WHAT YOU NEED TO DO:
When a line of the records contains "Your", copy it.

EXERCISE DATA:
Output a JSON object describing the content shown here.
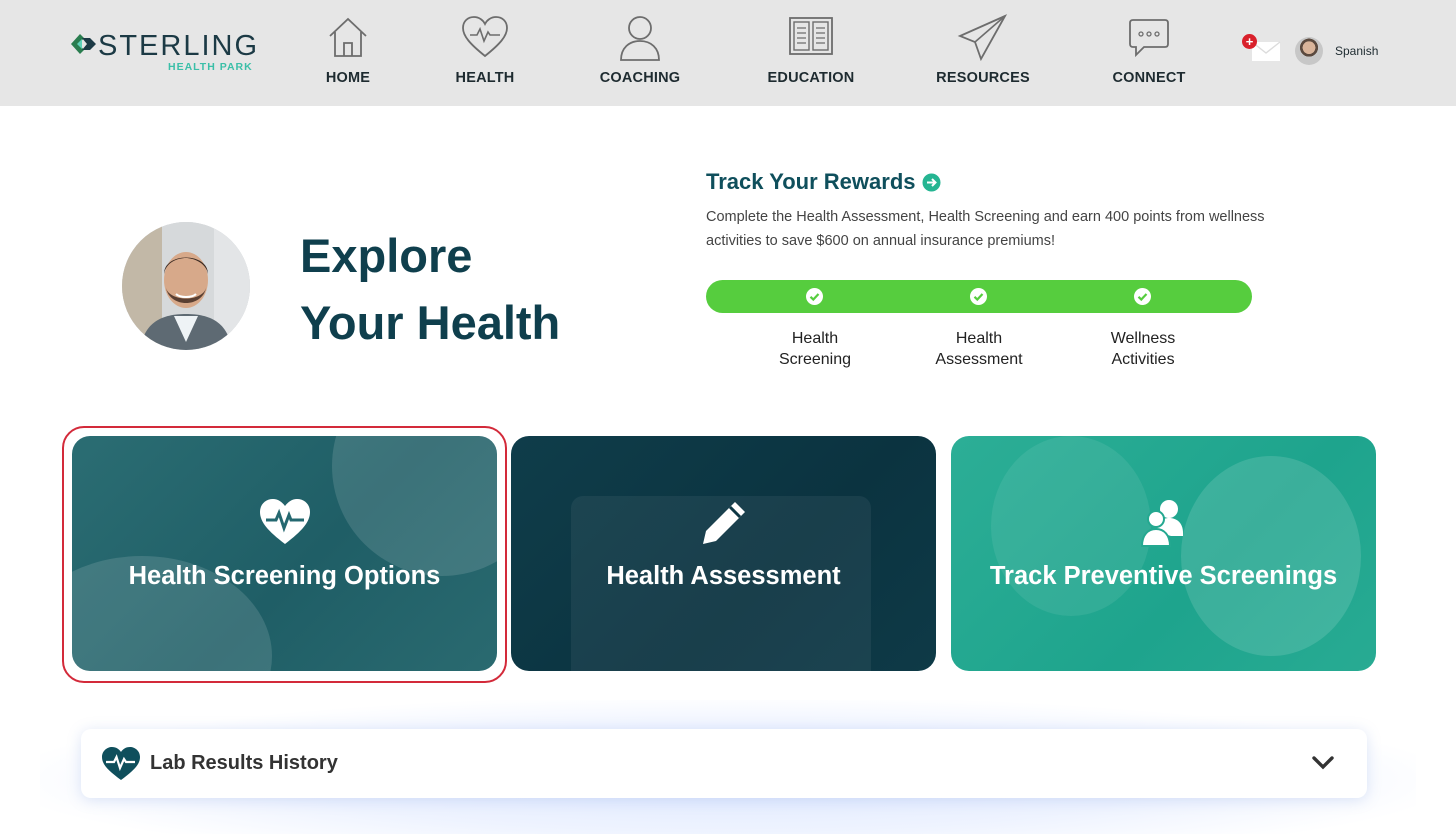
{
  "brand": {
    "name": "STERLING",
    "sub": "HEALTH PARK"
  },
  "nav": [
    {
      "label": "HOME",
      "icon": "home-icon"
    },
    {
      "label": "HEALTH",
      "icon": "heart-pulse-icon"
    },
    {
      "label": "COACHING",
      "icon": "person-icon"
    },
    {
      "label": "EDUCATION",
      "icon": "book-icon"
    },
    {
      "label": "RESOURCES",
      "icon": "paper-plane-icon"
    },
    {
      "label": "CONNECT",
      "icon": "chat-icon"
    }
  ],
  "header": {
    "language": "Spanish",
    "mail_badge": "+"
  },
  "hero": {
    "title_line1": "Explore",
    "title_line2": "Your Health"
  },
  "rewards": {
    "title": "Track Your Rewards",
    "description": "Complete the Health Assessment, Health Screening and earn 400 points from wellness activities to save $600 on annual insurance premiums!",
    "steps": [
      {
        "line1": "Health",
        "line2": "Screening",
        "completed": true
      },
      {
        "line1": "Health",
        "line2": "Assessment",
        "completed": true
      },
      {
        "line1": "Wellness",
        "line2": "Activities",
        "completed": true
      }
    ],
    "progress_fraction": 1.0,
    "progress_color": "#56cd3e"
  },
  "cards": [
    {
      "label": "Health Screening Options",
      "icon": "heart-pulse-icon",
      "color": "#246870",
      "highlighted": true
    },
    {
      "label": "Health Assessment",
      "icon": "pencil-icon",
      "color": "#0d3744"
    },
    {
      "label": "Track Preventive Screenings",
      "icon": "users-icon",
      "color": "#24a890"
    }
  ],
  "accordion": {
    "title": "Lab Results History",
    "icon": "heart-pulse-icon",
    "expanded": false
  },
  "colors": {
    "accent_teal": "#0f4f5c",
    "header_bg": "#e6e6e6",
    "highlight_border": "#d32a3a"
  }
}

EXERCISE RESULT:
    "title_line2": "Your Health"
    "title": "Track Your Rewards",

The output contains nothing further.